"I guess if you listen to that music long enough, it's going to rub off on you in one way or another," Bingham reckons. "So it wouldn't hurt my feelings if I learned a thing or two from Dylan.

"We're not necessarily a country band," he adds about the Horses, which is made up of the same guys he used to play with in rodeo parking lots. "We get kind of loud and play a little rock 'n' roll, too."

As for his acting career (Bingham had a small role in "Crazy Heart"), he's keeping that personal, too. He's read for a few parts, but he mainly aspires to appear in a feature his wife, Anna Axster, hopes to direct this year.

She's helmed most of the band's videos, but Bingham admits that, in this case, "I think I might have to audition for her first."

In the meantime, the confirmed outdoorsman is digging all that California has to offer. And that includes surfing.

It's even kind of a cowboy thing to do, he says.

"It's really one of the only things I've found that can be compared to bull riding," Bingham insists. "You're dealing with the force of Mother Nature. It's something you can't really control and it's not really something you're trying to tame or overcome.

"It's just something you're trying to be a part of," he adds. "And the waves can get pretty big and intense, so that whole fear factor and adrenaline rush is similar as well."

There are also similarities to learning how to sing. In Bingham's case, anyway.

"When I first started out, for several years we would play in these pretty rough bars," he notes, explaining where that ravaged voice came from. "They were smoky, lots of booze and real loud. Most of the places we played were the kind that people didn't necessarily go to to hear music; they went there to drink. The sound systems were usually real crappy and you're playing two or three hours straight.

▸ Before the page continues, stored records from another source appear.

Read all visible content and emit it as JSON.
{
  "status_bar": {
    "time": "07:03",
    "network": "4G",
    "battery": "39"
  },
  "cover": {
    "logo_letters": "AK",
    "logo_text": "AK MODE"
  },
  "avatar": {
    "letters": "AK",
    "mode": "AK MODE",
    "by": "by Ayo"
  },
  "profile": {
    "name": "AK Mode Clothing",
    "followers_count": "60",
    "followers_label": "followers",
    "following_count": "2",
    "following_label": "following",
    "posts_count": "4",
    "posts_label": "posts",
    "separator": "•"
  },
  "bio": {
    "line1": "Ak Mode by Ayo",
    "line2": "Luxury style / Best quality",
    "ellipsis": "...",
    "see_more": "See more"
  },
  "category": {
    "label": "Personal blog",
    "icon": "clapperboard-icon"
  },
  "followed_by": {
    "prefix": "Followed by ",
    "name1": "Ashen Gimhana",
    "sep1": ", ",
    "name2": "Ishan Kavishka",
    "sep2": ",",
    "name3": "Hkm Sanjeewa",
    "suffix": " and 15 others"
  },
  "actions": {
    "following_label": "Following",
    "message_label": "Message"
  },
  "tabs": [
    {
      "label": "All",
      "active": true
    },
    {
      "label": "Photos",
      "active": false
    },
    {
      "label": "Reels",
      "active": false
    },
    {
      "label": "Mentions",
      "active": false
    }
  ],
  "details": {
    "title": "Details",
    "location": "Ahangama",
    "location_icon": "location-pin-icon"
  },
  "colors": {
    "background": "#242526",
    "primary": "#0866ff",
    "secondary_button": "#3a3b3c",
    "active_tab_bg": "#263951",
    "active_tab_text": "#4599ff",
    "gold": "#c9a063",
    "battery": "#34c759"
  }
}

"So I was kind of learning as I was going, and I still am," he humbly admits. "I didn't really know how to sing, to use your voice and sing from your stomach. I think I just blew it out."